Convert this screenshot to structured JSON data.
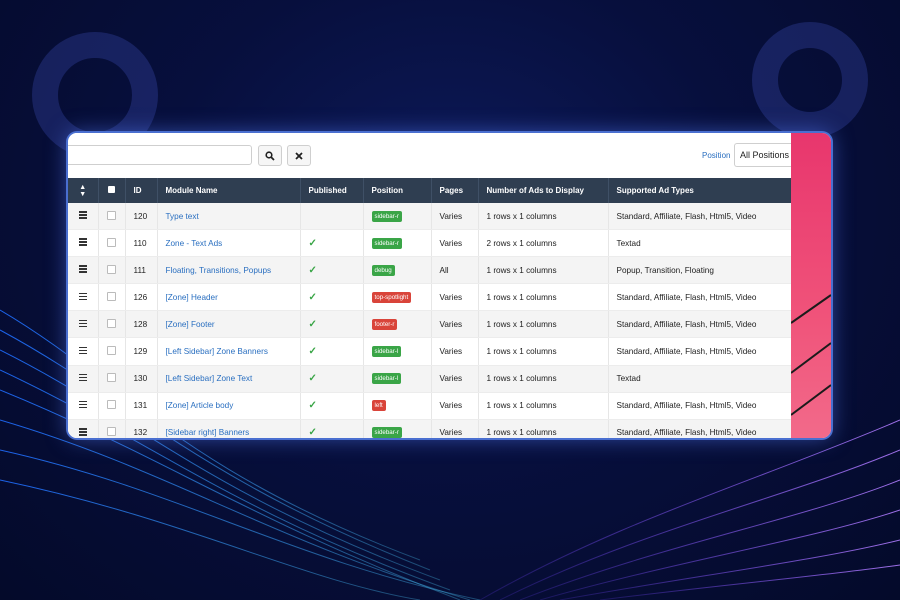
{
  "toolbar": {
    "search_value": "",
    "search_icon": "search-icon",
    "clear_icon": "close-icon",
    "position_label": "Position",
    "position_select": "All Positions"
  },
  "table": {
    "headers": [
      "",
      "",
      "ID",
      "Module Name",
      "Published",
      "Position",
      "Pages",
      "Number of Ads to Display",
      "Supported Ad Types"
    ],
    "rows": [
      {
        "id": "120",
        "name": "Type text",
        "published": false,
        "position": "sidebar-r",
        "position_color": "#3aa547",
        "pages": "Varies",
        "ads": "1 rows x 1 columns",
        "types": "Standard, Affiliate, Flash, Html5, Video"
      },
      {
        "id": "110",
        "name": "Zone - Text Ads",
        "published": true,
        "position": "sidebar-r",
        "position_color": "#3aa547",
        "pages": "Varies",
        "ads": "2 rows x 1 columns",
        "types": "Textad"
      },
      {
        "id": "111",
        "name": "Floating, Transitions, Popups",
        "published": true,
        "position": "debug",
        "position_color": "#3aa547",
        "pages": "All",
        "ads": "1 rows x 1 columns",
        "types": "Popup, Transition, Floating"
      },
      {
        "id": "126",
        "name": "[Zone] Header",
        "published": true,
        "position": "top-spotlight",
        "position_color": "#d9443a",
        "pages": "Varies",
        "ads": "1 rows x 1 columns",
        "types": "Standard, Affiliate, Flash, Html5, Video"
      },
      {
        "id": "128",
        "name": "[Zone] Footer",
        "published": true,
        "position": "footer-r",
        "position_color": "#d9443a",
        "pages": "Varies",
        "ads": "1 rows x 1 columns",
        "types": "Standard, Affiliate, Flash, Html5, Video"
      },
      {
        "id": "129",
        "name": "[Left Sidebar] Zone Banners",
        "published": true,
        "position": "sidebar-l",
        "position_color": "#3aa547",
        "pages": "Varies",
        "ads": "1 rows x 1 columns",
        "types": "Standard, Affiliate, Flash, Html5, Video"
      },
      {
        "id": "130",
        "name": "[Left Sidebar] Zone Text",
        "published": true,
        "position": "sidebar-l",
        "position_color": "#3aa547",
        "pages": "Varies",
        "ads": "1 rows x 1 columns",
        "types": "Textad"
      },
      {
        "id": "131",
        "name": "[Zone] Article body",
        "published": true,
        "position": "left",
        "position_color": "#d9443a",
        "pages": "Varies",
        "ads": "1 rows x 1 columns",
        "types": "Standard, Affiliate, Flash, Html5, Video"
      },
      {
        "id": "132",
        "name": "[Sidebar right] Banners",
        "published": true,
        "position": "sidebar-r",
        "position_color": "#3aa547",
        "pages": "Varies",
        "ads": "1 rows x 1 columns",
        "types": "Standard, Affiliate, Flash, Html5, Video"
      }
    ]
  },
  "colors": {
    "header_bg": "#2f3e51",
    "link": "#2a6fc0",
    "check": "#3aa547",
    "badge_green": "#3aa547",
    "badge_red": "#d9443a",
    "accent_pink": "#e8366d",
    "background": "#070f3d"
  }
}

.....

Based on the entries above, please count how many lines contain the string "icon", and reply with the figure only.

Exercise result: 2